The Lilongwe University of Agriculture and Natural Resources (LUANAR) has partnered with the Malawi Police Service (MPS) in training the latter’s investigators, victim support officers and prosecutors on how to use DNA in their investigation and prosecution work.

The partnership would enable police to start using human deoxyribonucleic acid (DNA) as part of the physical evidence in investigating and prosecuting complex cases.

The European Union is financing the capacity building training programme under the Chilungamo (Justice and Accountability) Programme.

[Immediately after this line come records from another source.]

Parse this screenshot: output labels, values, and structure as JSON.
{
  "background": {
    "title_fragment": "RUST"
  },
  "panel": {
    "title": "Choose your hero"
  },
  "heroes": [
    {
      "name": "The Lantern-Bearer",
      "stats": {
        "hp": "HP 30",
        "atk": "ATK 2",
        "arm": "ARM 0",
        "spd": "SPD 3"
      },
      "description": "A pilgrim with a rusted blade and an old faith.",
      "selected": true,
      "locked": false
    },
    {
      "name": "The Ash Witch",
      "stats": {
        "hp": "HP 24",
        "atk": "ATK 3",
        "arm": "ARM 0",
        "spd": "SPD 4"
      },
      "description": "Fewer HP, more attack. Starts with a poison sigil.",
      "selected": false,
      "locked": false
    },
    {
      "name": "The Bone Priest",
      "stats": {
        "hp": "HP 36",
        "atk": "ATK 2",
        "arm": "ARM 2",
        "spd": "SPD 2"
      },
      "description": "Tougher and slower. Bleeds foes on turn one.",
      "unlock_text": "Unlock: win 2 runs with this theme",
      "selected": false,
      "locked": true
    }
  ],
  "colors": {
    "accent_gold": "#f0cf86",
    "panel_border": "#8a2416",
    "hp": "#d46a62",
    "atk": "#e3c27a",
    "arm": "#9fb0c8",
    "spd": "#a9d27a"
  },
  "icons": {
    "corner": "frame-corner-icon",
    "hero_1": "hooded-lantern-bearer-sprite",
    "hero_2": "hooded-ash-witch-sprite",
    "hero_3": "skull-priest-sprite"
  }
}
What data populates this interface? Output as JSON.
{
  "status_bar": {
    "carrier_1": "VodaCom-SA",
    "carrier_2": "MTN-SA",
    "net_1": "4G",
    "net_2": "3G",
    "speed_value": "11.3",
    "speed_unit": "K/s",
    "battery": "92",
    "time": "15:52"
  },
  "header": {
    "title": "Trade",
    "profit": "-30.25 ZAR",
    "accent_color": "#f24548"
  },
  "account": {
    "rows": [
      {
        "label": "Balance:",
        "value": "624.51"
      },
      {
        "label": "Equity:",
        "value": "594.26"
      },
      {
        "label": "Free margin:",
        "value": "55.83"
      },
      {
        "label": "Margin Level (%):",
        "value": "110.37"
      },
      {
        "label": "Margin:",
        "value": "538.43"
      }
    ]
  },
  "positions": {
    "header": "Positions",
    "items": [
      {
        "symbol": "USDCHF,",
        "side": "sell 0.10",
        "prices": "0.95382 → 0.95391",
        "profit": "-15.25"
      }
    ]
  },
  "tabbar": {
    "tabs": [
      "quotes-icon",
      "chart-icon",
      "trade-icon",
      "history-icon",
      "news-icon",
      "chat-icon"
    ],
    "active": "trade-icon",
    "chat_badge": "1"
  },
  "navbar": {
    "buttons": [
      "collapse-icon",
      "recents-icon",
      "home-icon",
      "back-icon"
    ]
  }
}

Speaking at the official opening ceremony of the DNA forensics training for police officers at Bunda college in Lilongwe on Wednesday the 15th November, LUANAR Vice Chancellor Professor George Kanyama Phiri, said as criminals get sophisticated in their dealings, it is imperative that science-oriented institutions should play a key role in providing solutions to such challenges by providing science-based solutions.

The Vice Chancellor said that the union of the two institutions is, therefore, unique in respect to law enforcement and fighting crime as DNA will be used to solve very complex criminal cases that said cannot be solved with conventional methods.

“As a university, we are excited to be part and parcel of the leap into the future criminal investigations using DNA and associated biological material to combat crime. Even though other countries, in particular Europe and America, have advanced greatly in this field, we are saying it is not too late to join the bandwagon,” he said.

In his remarks, Commissioner of Police (Director of Finance and Administration) Innocent Bottomani described the technology as a milestone in policing and justice administration as it is the first time the MPS has taken such an initiative.

“Time has come for Malawi to start using DNA to support investigations as many countries within the region and beyond are using it to solve crime thereby increasing access to justice to all people, more especially the vulnerable groups such as girls, women, children and people living with albinism,” Bottomani said.

He said all along, the need to use DNA in crime investigations has been there, but the police lacked individual and institutional capacities to embrace the technology.

Bottomani confessed that there have been instances when the MPS could have done better had it been that officers had knowledge and skills to collect, preserve and submit DNA samples for analysis, but could not do so because of lack of technical knowledge and skill.

“By nature, DNA has been used in solving serious crimes such as murder, defilement, rape, molestation, grievous harm and other cases of public interest such as paternity test. In many cases, these crimes affect vulnerable groups, particularly women, children and persons with albinism,” Bottomani said.

European Union Head of Political Section, Fabrice Basile, said under the newly approved Chilungamo Programme, they are supporting the police in various ways.

“Furthermore, we will continue to build the capacity of criminal investigators and prosecutors who prosecute approximately 90 percent of the criminal cases in Malawi,” he said.

The EU funded training, which is taking place at LUANAR Bunda Campus and facilitated by biotechnology experts with PhDs at LUANAR , is expected to provide the theoretical aspects of DNA as well as practical aspects of the procedures involved in the process of collecting DNA evidence from the scene of crime to the laboratory.

Written by Isaac Songola